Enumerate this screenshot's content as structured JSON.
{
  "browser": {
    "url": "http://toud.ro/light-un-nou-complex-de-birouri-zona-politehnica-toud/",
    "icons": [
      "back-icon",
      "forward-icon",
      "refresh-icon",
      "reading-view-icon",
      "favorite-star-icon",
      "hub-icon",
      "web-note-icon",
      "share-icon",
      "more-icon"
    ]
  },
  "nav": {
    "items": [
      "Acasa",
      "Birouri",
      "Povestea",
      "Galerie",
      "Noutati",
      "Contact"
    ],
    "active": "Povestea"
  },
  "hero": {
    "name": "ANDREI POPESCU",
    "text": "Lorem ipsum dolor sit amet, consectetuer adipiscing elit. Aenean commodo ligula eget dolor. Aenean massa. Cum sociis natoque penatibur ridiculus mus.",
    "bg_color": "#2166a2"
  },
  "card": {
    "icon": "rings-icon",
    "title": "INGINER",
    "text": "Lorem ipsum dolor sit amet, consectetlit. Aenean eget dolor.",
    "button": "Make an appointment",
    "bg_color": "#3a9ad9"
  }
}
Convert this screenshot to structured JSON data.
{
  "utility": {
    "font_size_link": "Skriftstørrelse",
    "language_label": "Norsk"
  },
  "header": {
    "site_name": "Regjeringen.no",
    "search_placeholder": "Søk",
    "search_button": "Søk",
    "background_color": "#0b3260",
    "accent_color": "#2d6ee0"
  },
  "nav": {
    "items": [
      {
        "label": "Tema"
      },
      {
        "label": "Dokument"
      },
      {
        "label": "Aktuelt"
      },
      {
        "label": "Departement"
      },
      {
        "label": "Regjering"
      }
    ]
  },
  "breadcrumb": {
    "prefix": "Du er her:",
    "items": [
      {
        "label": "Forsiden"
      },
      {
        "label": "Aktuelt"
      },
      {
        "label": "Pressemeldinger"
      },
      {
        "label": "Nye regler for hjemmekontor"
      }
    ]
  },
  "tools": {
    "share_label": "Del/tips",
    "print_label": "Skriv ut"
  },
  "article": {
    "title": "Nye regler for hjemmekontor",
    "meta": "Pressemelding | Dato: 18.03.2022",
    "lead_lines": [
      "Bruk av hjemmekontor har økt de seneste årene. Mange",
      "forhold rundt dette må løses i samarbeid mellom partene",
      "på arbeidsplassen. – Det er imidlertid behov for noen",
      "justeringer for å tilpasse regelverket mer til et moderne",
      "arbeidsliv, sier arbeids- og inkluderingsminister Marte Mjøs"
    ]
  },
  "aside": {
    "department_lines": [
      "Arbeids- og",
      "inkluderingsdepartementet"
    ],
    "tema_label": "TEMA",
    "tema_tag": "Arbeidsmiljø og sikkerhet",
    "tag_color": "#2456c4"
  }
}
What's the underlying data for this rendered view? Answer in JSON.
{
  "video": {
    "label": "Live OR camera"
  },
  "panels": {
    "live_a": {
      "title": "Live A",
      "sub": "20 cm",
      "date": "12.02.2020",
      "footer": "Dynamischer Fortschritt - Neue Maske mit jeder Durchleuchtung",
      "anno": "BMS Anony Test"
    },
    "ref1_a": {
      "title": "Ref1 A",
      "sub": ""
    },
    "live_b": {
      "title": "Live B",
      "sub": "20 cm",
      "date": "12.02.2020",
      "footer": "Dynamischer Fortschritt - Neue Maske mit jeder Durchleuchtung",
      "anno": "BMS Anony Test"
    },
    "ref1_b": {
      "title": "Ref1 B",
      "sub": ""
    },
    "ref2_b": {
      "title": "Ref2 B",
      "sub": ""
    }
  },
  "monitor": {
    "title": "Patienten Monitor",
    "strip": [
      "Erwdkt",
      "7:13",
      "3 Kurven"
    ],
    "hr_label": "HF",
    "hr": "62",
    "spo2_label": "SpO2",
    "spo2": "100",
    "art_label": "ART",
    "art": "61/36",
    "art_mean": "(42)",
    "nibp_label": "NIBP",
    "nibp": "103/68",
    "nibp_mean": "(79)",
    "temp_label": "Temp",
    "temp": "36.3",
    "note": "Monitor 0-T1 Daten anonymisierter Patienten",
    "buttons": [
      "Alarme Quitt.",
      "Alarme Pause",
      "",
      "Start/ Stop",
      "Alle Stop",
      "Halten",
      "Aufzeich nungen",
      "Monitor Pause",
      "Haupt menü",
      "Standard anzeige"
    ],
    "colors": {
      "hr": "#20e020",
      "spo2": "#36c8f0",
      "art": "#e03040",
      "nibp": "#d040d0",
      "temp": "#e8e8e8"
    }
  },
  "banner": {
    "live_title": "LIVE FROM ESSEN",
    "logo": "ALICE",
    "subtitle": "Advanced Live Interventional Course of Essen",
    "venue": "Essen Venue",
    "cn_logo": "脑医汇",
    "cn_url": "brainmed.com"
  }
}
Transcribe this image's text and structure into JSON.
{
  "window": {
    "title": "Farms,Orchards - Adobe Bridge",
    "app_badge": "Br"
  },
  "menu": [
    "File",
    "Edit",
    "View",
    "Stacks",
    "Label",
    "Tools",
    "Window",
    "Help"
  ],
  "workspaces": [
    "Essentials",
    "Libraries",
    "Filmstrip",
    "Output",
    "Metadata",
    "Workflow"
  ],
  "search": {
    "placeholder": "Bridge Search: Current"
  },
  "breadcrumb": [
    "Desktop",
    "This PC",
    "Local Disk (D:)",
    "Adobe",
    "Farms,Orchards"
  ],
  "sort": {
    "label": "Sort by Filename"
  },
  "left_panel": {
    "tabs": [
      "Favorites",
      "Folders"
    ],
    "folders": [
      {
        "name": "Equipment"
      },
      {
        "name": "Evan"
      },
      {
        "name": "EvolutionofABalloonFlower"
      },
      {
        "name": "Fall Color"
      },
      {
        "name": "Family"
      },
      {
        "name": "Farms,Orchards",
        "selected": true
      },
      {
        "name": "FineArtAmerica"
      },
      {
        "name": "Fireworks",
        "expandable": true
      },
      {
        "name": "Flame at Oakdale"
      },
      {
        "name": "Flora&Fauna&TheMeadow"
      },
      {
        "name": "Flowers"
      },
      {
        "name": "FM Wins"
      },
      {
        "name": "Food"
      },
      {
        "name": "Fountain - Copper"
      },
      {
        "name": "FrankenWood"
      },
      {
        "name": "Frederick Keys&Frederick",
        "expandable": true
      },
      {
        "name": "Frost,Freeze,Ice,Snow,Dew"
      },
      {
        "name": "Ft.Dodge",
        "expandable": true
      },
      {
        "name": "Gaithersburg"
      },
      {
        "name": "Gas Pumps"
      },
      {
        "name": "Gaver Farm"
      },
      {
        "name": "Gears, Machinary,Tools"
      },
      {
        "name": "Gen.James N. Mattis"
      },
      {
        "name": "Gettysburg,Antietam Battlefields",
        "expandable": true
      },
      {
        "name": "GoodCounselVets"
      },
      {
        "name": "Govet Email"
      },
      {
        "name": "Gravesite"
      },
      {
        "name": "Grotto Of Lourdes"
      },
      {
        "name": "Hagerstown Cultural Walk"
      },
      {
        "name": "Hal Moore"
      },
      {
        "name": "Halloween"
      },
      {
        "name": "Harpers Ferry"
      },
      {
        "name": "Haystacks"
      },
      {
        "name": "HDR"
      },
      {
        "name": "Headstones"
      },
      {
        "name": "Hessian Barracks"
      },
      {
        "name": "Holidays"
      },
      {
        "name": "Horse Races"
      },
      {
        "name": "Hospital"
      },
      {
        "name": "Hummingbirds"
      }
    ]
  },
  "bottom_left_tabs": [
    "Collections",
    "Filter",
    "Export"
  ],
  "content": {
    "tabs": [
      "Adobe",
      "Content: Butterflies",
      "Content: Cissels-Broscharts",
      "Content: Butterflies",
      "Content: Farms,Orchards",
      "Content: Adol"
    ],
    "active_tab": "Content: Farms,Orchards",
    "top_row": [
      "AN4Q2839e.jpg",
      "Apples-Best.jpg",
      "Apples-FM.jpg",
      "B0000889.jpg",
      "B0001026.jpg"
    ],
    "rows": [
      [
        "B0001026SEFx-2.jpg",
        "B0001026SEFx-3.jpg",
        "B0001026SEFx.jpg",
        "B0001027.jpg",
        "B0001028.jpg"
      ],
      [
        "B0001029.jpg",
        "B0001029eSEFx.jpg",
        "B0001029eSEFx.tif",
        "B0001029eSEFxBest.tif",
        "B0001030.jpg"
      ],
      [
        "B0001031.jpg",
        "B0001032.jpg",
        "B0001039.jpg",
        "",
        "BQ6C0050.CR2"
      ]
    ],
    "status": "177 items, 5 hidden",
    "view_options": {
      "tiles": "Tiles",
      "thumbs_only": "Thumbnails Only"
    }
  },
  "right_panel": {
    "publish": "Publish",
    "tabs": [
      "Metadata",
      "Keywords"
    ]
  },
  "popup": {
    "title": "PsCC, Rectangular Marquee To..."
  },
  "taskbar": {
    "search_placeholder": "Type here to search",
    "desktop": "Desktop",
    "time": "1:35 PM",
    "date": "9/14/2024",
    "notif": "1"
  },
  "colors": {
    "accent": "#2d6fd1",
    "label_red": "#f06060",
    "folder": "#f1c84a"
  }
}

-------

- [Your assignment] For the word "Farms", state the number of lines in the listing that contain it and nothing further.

- [Exercise output] 5